On Wednesday, Democratic Sen. Kyrsten Sinema appeared before the U.S. Senate Special Committee on Aging. Sinema talked about a plan by the state’s Medicaid provider to develop a long term care workforce.
One of the biggest challenges facing our aging nation is a long term care workforce shortage. Sinema talked about an initiative led by AHCCCS, the state’s Medicaid provider, to develop that workforce, especially in rural communities.
“Working with technical high schools, community colleges and nursing programs, this initiative will develop training courses that help students quickly earn a license or certification and enter the home care work force,” she said.

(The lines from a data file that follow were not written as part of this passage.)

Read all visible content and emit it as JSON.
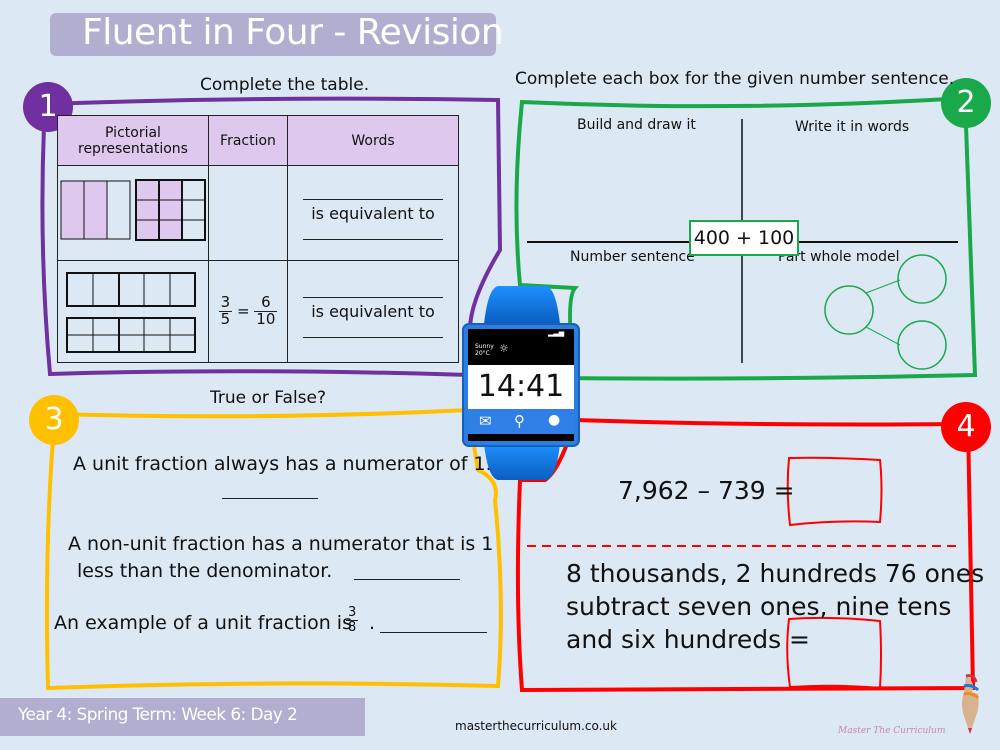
{
  "header": {
    "title": "Fluent in Four - Revision"
  },
  "colors": {
    "q1": "#7030a0",
    "q2": "#19a84a",
    "q3": "#ffc000",
    "q4": "#ff0000",
    "title_bar": "#b1aecf",
    "table_header": "#dfc8ee",
    "background": "#dde8f5"
  },
  "q1": {
    "badge": "1",
    "instruction": "Complete the table.",
    "columns": [
      "Pictorial representations",
      "Fraction",
      "Words"
    ],
    "rows": [
      {
        "fraction_shown": false,
        "words": "is equivalent to",
        "shaded": "2/3 = 6/9"
      },
      {
        "fraction_left_num": "3",
        "fraction_left_den": "5",
        "equals": "=",
        "fraction_right_num": "6",
        "fraction_right_den": "10",
        "words": "is equivalent to"
      }
    ]
  },
  "q2": {
    "badge": "2",
    "instruction": "Complete each box for the given number sentence.",
    "quadrants": [
      "Build and draw it",
      "Write it in words",
      "Number sentence",
      "Part whole model"
    ],
    "number_sentence": "400 + 100"
  },
  "q3": {
    "badge": "3",
    "instruction": "True or False?",
    "statements": [
      "A unit fraction always has a numerator of 1.",
      "A non-unit fraction has a numerator that is 1",
      "less than the denominator.",
      "An example of a unit fraction is"
    ],
    "fraction_num": "3",
    "fraction_den": "8",
    "period": "."
  },
  "q4": {
    "badge": "4",
    "equation": "7,962 – 739 =",
    "word_problem": [
      "8 thousands, 2 hundreds 76 ones",
      "subtract seven ones, nine tens",
      "and six hundreds ="
    ]
  },
  "watch": {
    "weather": "Sunny",
    "temp": "20°C",
    "time": "14:41",
    "icons": [
      "mail-icon",
      "search-icon",
      "user-icon"
    ]
  },
  "footer": {
    "lesson": "Year 4: Spring Term: Week 6: Day 2",
    "website": "masterthecurriculum.co.uk",
    "brand": "Master The Curriculum"
  }
}
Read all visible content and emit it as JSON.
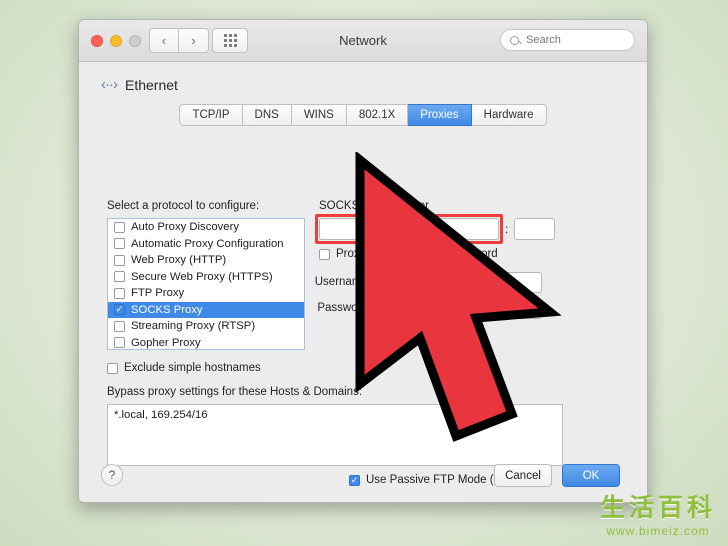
{
  "window": {
    "title": "Network",
    "search": {
      "placeholder": "Search",
      "value": ""
    },
    "nav": {
      "back": "‹",
      "forward": "›"
    },
    "grid_icon": "grid-icon",
    "traffic_lights": [
      "close",
      "minimize",
      "zoom"
    ]
  },
  "interface": {
    "icon": "ethernet-icon",
    "glyph": "‹··›",
    "name": "Ethernet"
  },
  "tabs": [
    {
      "label": "TCP/IP",
      "active": false
    },
    {
      "label": "DNS",
      "active": false
    },
    {
      "label": "WINS",
      "active": false
    },
    {
      "label": "802.1X",
      "active": false
    },
    {
      "label": "Proxies",
      "active": true
    },
    {
      "label": "Hardware",
      "active": false
    }
  ],
  "proxies": {
    "protocol_label": "Select a protocol to configure:",
    "protocols": [
      {
        "label": "Auto Proxy Discovery",
        "checked": false,
        "selected": false
      },
      {
        "label": "Automatic Proxy Configuration",
        "checked": false,
        "selected": false
      },
      {
        "label": "Web Proxy (HTTP)",
        "checked": false,
        "selected": false
      },
      {
        "label": "Secure Web Proxy (HTTPS)",
        "checked": false,
        "selected": false
      },
      {
        "label": "FTP Proxy",
        "checked": false,
        "selected": false
      },
      {
        "label": "SOCKS Proxy",
        "checked": true,
        "selected": true
      },
      {
        "label": "Streaming Proxy (RTSP)",
        "checked": false,
        "selected": false
      },
      {
        "label": "Gopher Proxy",
        "checked": false,
        "selected": false
      }
    ],
    "exclude_simple_hostnames": {
      "label": "Exclude simple hostnames",
      "checked": false
    },
    "bypass_label": "Bypass proxy settings for these Hosts & Domains:",
    "bypass_value": "*.local, 169.254/16",
    "server_title": "SOCKS Proxy Server",
    "server_value": "",
    "port_separator": ":",
    "port_value": "",
    "auth_checkbox": {
      "label": "Proxy server requires password",
      "checked": false
    },
    "username_label": "Username:",
    "username_value": "",
    "password_label": "Password:",
    "password_value": "",
    "passive_ftp": {
      "label": "Use Passive FTP Mode (PASV)",
      "checked": true
    }
  },
  "footer": {
    "help_label": "?",
    "cancel_label": "Cancel",
    "ok_label": "OK"
  },
  "annotation": {
    "highlight_color": "#ef3c3c",
    "cursor_color": "#e8353e",
    "cursor_name": "red-arrow-cursor"
  },
  "watermark": {
    "cn": "生活百科",
    "url": "www.bimeiz.com",
    "color": "#8fbf3f"
  }
}
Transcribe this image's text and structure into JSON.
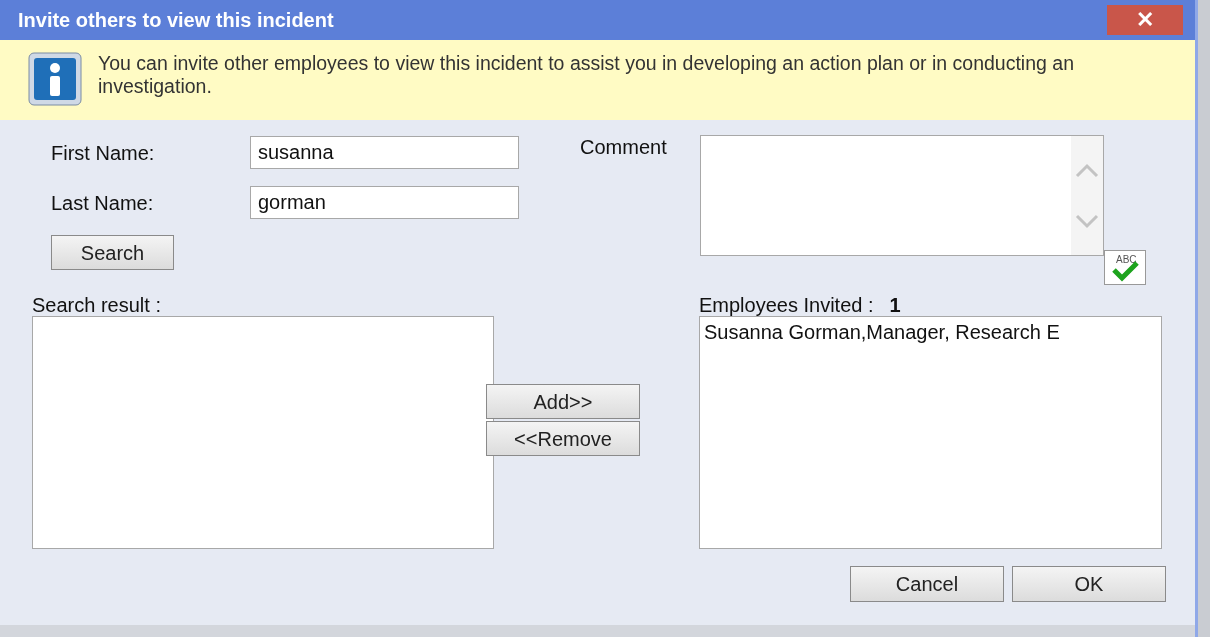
{
  "window": {
    "title": "Invite others to view this incident",
    "close_label": "✕"
  },
  "info": {
    "text": "You can invite other employees to view this incident to assist you in developing an action plan or in conducting an investigation."
  },
  "form": {
    "first_name": {
      "label": "First Name:",
      "value": "susanna"
    },
    "last_name": {
      "label": "Last Name:",
      "value": "gorman"
    },
    "search_button": "Search",
    "comment": {
      "label": "Comment",
      "spellcheck_label": "ABC"
    }
  },
  "search_result": {
    "label": "Search result :"
  },
  "add_button": "Add>>",
  "remove_button": "<<Remove",
  "invited": {
    "label": "Employees Invited :",
    "count": "1",
    "items": [
      {
        "text": "Susanna Gorman,Manager, Research E"
      }
    ]
  },
  "buttons": [
    {
      "label": "Cancel"
    },
    {
      "label": "OK"
    }
  ]
}
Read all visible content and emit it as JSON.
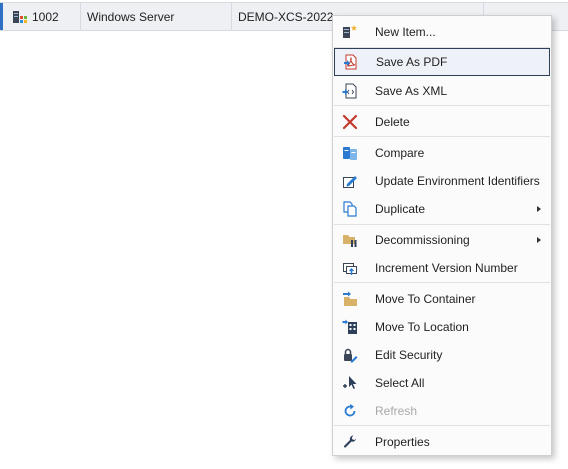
{
  "row": {
    "id": "1002",
    "type": "Windows Server",
    "name": "DEMO-XCS-2022",
    "icon": "server-icon"
  },
  "menu": {
    "items": [
      {
        "label": "New Item...",
        "icon": "new-item-icon"
      },
      {
        "label": "Save As PDF",
        "icon": "pdf-icon",
        "highlighted": true
      },
      {
        "label": "Save As XML",
        "icon": "xml-icon"
      },
      {
        "label": "Delete",
        "icon": "delete-icon"
      },
      {
        "label": "Compare",
        "icon": "compare-icon"
      },
      {
        "label": "Update Environment Identifiers",
        "icon": "update-identifiers-icon"
      },
      {
        "label": "Duplicate",
        "icon": "duplicate-icon",
        "submenu": true
      },
      {
        "label": "Decommissioning",
        "icon": "decommissioning-icon",
        "submenu": true
      },
      {
        "label": "Increment Version Number",
        "icon": "increment-version-icon"
      },
      {
        "label": "Move To Container",
        "icon": "move-container-icon"
      },
      {
        "label": "Move To Location",
        "icon": "move-location-icon"
      },
      {
        "label": "Edit Security",
        "icon": "edit-security-icon"
      },
      {
        "label": "Select All",
        "icon": "select-all-icon"
      },
      {
        "label": "Refresh",
        "icon": "refresh-icon",
        "disabled": true
      },
      {
        "label": "Properties",
        "icon": "wrench-icon"
      }
    ]
  },
  "colors": {
    "row_marker": "#2f6fc4",
    "highlight_border": "#2e3f5a",
    "delete_red": "#c0392b",
    "icon_blue": "#2a7ad2",
    "folder_tan": "#d9b26a"
  }
}
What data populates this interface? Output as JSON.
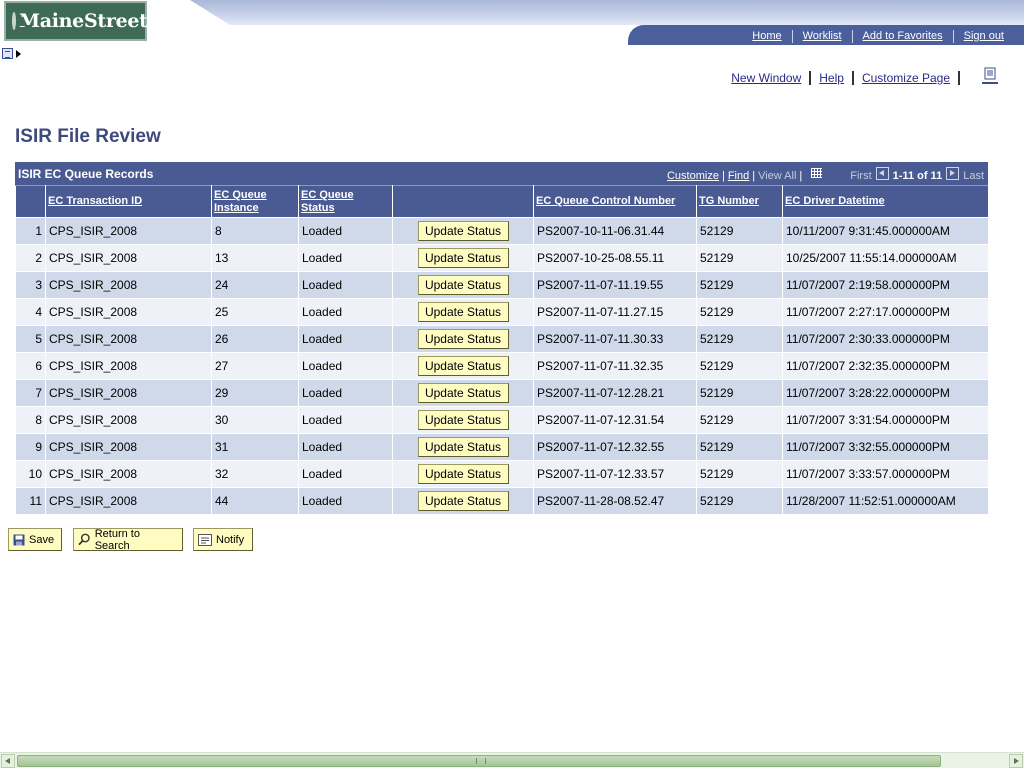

Sinema asked William Dombi, president of the National Association for Home Care & Respite, if such a plan could be implemented on a national scale. He said while some elements could, he touched on another challenge facing this workforce.
“Compensation is absolutely one of them. Figuratively, I think the state Medicaid programs combined, make up the largest employer, figurative employer, of the low wage workers across the country,” he said.
And it’s not just wages, Dombi said. It’s about career opportunities, flexibility in federal wage and hour laws, and respect.